[Items from an interface collection]
##############################
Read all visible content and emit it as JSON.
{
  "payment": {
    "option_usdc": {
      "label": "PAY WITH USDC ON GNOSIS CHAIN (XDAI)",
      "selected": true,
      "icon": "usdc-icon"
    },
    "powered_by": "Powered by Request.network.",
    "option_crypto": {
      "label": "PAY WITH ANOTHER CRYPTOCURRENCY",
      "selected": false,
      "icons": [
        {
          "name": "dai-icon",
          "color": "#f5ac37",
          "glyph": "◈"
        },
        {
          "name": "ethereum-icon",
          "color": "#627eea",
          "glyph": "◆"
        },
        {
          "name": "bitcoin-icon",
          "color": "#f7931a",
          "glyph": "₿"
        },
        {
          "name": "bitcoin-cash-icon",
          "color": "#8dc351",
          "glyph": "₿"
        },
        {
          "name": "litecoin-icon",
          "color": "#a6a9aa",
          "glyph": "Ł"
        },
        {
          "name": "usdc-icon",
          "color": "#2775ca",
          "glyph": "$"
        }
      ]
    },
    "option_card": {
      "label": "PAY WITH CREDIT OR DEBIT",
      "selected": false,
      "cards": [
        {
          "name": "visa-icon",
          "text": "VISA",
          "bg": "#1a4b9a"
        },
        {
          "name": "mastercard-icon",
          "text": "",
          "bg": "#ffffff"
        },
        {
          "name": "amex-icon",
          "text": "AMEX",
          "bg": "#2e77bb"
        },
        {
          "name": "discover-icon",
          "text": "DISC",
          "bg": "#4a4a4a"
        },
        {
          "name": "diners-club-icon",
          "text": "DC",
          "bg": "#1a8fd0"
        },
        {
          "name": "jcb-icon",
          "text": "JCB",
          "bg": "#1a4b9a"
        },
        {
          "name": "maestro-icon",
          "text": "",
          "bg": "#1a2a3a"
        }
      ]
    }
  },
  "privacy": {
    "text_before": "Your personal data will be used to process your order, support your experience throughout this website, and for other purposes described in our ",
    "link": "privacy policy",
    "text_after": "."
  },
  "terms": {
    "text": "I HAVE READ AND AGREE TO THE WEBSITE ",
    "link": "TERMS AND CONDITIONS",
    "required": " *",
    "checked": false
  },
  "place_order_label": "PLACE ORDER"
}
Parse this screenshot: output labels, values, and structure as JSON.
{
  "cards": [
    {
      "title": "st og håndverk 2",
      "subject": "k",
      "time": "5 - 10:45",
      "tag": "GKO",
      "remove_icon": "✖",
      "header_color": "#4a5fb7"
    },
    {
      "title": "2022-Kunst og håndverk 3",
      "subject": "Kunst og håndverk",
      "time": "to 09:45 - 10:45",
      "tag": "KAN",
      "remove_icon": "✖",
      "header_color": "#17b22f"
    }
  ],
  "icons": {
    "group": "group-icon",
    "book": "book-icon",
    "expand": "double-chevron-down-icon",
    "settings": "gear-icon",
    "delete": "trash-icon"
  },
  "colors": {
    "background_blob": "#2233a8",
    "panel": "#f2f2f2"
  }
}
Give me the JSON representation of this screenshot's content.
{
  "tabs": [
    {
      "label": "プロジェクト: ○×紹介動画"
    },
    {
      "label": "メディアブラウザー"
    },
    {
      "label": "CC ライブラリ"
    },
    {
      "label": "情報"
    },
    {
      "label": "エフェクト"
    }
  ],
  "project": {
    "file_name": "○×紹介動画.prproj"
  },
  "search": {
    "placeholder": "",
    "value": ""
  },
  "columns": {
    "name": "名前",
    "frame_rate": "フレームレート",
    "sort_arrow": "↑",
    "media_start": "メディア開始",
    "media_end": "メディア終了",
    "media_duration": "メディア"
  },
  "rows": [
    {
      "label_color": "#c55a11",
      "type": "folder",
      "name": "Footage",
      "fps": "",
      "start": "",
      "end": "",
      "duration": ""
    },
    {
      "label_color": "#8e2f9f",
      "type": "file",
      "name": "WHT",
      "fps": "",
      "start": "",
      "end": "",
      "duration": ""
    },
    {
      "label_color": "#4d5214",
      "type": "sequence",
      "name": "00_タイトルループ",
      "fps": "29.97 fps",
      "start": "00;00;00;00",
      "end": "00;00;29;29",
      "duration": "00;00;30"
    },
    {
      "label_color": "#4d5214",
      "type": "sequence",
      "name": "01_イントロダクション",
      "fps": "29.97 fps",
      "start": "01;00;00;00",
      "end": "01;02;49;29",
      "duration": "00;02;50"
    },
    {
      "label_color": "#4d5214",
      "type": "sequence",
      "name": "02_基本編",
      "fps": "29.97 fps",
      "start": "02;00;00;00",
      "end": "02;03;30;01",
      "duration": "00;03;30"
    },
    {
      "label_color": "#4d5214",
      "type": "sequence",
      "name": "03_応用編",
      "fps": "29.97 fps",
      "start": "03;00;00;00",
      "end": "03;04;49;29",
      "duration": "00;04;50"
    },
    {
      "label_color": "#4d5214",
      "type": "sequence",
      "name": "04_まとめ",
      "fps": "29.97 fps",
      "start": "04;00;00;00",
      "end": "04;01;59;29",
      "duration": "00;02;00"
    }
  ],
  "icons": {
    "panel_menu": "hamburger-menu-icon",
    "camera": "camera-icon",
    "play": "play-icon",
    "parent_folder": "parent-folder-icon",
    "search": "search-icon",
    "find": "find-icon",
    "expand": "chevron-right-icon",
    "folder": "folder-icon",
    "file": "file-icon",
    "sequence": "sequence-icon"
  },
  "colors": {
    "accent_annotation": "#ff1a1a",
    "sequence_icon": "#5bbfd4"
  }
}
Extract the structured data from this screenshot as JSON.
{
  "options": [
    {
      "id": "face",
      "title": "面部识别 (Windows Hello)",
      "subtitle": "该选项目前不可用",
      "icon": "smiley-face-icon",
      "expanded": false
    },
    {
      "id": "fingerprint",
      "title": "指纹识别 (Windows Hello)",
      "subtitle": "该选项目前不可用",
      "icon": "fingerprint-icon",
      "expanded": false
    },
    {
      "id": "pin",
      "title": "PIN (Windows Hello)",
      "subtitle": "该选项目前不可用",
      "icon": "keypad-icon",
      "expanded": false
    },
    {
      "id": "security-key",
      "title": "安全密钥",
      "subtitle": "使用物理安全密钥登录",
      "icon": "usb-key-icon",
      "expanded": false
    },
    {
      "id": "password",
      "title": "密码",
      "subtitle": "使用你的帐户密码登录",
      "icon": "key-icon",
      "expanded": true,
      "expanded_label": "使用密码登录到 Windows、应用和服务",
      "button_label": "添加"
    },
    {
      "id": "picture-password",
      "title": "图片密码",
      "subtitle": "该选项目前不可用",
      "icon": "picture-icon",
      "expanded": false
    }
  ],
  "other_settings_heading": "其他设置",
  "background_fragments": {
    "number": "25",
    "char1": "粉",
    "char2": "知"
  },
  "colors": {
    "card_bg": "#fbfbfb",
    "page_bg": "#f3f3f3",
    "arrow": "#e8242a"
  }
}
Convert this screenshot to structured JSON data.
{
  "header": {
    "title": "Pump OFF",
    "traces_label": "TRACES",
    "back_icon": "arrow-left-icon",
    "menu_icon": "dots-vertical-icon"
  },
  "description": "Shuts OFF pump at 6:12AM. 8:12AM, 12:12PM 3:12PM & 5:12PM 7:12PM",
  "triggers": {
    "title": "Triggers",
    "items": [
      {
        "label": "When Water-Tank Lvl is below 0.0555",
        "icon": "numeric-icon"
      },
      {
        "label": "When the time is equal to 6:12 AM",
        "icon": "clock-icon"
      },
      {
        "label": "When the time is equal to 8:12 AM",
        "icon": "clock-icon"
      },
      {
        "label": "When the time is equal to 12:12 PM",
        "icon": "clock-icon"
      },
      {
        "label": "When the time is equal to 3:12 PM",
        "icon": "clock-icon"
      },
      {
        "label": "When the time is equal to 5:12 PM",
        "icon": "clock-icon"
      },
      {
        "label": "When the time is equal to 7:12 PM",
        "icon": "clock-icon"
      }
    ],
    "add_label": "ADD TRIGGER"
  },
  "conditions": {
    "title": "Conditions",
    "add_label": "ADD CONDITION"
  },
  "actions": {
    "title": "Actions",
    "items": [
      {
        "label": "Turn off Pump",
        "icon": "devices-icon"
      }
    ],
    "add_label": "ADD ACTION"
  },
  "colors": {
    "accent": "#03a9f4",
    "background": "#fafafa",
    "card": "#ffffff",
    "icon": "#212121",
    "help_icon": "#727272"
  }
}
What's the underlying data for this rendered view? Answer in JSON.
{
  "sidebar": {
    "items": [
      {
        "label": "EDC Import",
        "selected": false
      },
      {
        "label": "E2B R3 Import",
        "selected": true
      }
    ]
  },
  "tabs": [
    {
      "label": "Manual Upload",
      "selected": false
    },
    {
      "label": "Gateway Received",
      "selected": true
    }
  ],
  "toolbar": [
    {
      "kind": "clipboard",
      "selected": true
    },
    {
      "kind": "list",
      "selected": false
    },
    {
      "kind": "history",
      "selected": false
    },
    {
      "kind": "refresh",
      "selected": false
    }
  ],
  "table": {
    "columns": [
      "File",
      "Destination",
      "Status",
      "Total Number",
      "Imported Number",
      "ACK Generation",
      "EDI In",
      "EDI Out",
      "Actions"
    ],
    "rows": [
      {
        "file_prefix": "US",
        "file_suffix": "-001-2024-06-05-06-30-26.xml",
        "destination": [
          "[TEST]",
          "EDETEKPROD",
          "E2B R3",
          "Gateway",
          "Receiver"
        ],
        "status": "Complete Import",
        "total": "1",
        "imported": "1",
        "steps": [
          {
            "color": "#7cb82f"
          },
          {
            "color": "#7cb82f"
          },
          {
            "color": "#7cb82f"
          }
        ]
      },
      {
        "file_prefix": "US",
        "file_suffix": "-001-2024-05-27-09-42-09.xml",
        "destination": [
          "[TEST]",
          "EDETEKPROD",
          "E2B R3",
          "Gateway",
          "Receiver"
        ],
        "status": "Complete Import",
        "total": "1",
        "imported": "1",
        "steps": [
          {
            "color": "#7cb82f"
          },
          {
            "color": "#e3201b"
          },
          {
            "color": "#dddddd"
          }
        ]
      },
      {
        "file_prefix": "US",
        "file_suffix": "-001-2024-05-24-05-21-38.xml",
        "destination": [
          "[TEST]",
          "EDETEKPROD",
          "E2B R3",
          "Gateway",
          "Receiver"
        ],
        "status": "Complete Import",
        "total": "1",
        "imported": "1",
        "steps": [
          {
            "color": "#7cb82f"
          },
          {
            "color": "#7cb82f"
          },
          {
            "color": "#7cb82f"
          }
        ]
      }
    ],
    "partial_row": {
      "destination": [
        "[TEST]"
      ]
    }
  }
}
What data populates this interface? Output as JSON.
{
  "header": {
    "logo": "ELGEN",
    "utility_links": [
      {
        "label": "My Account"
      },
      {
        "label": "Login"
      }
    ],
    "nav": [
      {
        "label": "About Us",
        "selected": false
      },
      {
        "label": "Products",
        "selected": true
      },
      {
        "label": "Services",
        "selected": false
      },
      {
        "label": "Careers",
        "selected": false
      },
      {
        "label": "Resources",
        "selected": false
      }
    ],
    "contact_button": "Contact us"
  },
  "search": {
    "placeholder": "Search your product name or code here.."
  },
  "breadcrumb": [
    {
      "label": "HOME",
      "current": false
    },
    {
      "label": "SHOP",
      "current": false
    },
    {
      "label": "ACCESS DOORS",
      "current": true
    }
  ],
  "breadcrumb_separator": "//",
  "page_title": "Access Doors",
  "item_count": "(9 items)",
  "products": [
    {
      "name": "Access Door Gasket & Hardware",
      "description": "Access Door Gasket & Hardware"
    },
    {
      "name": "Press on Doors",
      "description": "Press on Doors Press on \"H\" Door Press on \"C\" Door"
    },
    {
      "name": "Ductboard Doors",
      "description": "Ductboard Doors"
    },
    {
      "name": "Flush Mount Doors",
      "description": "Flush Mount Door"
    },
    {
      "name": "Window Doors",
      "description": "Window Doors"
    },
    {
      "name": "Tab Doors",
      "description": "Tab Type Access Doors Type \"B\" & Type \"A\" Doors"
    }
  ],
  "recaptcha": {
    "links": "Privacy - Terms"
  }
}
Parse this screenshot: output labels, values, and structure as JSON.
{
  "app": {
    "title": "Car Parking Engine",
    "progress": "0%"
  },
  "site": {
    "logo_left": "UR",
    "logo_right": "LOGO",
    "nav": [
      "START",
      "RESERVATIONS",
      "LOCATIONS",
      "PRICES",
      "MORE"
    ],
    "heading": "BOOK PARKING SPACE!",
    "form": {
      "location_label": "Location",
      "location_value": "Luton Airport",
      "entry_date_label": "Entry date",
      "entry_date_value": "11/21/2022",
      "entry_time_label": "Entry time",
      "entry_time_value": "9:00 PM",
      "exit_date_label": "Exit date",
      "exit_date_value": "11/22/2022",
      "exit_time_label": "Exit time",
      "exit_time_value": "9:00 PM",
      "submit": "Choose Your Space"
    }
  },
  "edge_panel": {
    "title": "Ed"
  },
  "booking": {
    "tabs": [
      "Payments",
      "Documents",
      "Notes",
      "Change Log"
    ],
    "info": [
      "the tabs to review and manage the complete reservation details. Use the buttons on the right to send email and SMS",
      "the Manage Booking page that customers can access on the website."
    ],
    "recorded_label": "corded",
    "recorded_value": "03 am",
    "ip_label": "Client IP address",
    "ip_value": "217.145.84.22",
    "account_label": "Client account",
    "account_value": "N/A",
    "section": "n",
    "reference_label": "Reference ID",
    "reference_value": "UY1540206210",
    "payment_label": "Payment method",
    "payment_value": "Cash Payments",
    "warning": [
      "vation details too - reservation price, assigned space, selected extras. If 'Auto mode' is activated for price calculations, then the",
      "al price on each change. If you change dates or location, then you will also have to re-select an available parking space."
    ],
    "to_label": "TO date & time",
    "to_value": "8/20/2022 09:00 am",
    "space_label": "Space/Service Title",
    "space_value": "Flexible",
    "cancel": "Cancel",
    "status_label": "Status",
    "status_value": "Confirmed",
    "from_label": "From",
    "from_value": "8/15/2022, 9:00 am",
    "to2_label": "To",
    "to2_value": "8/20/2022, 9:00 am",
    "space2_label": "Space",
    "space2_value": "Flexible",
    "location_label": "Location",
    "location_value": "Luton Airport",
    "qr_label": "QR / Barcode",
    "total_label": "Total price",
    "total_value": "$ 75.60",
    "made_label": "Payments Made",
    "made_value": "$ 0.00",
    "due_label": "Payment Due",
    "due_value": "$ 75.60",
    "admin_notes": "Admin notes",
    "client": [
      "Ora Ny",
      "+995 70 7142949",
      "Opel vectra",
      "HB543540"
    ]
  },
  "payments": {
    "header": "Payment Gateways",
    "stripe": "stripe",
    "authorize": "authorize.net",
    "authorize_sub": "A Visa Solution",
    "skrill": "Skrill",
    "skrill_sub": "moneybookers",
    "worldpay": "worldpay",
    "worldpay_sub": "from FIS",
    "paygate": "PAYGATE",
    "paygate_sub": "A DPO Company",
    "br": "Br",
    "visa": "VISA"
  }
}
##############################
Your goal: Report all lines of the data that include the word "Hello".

Task response:
      "title": "面部识别 (Windows Hello)",
      "title": "指纹识别 (Windows Hello)",
      "title": "PIN (Windows Hello)",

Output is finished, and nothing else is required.